The records START

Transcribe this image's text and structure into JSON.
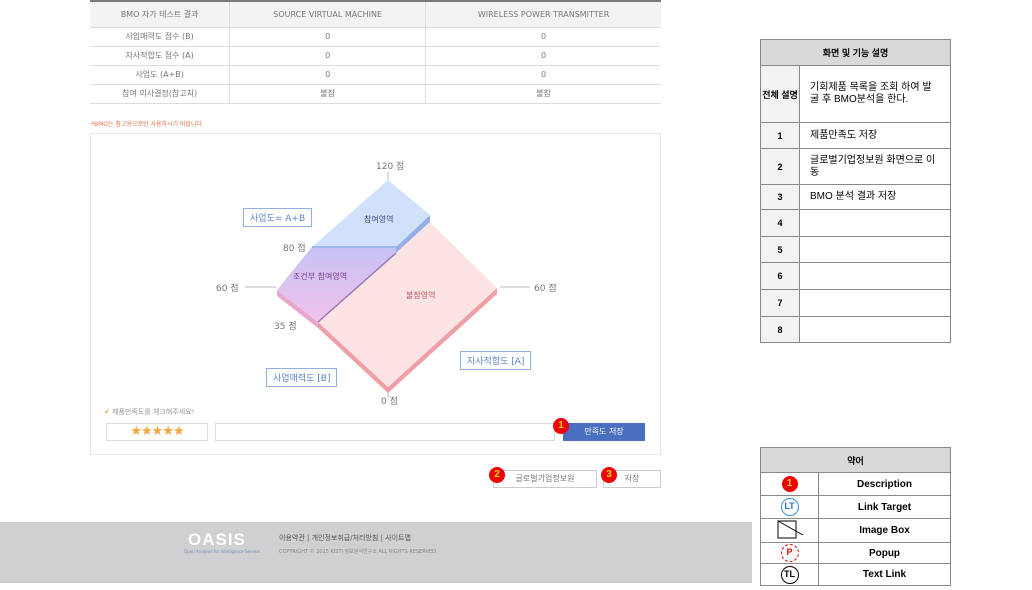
{
  "bmo_table": {
    "headers": [
      "BMO 자가 테스트 결과",
      "SOURCE VIRTUAL MACHINE",
      "WIRELESS POWER TRANSMITTER"
    ],
    "rows": [
      [
        "사업매력도 점수 (B)",
        "0",
        "0"
      ],
      [
        "자사적합도 점수 (A)",
        "0",
        "0"
      ],
      [
        "사업도 (A+B)",
        "0",
        "0"
      ],
      [
        "참여 의사결정(참고치)",
        "불참",
        "불참"
      ]
    ]
  },
  "note": "*BMO는 참고용으로만 사용하시기 바랍니다.",
  "diagram": {
    "top_label": "120 점",
    "label_80": "80 점",
    "left_label": "60 점",
    "right_label": "60 점",
    "label_35": "35 점",
    "bottom_label": "0 점",
    "region_participate": "참여영역",
    "region_conditional": "조건부 참여영역",
    "region_absent": "불참영역",
    "formula": "사업도= A+B",
    "axis_b": "사업매력도 [B]",
    "axis_a": "자사적합도 [A]"
  },
  "satisfaction": {
    "prompt": "제품만족도를 체크해주세요!",
    "rating": 5,
    "max_rating": 5,
    "input_value": "",
    "save_label": "만족도 저장"
  },
  "actions": {
    "global_label": "글로벌기업정보원",
    "save_label": "저장"
  },
  "badges": [
    "1",
    "2",
    "3"
  ],
  "footer": {
    "logo": "OASIS",
    "logo_sub": "Open Analysis for Intelligence Service",
    "links": [
      "이용약관",
      "개인정보취급/처리방침",
      "사이트맵"
    ],
    "copyright": "COPYRIGHT © 2015 KISTI 정보분석연구소 ALL RIGHTS RESERVED."
  },
  "desc_table": {
    "title": "화면 및 기능 설명",
    "overview_label": "전체 설명",
    "overview": "기회제품 목록을 조회 하여 발굴 후 BMO분석을 한다.",
    "rows": [
      {
        "n": "1",
        "text": "제품만족도 저장"
      },
      {
        "n": "2",
        "text": "글로벌기업정보원 화면으로 이동"
      },
      {
        "n": "3",
        "text": "BMO 분석 결과 저장"
      },
      {
        "n": "4",
        "text": ""
      },
      {
        "n": "5",
        "text": ""
      },
      {
        "n": "6",
        "text": ""
      },
      {
        "n": "7",
        "text": ""
      },
      {
        "n": "8",
        "text": ""
      }
    ]
  },
  "legend_table": {
    "title": "약어",
    "rows": [
      {
        "icon": "1",
        "label": "Description"
      },
      {
        "icon": "LT",
        "label": "Link Target"
      },
      {
        "icon": "",
        "label": "Image Box"
      },
      {
        "icon": "P",
        "label": "Popup"
      },
      {
        "icon": "TL",
        "label": "Text Link"
      }
    ]
  },
  "colors": {
    "accent_button": "#4a6fc0",
    "badge": "#e00000",
    "star": "#f5a33b",
    "note": "#e8714c",
    "participate": "#cfe0fa",
    "conditional": "#d7b6f0",
    "absent": "#fde3e3"
  }
}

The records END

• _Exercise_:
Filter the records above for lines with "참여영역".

• _Written solution_:
    "region_participate": "참여영역",
    "region_conditional": "조건부 참여영역",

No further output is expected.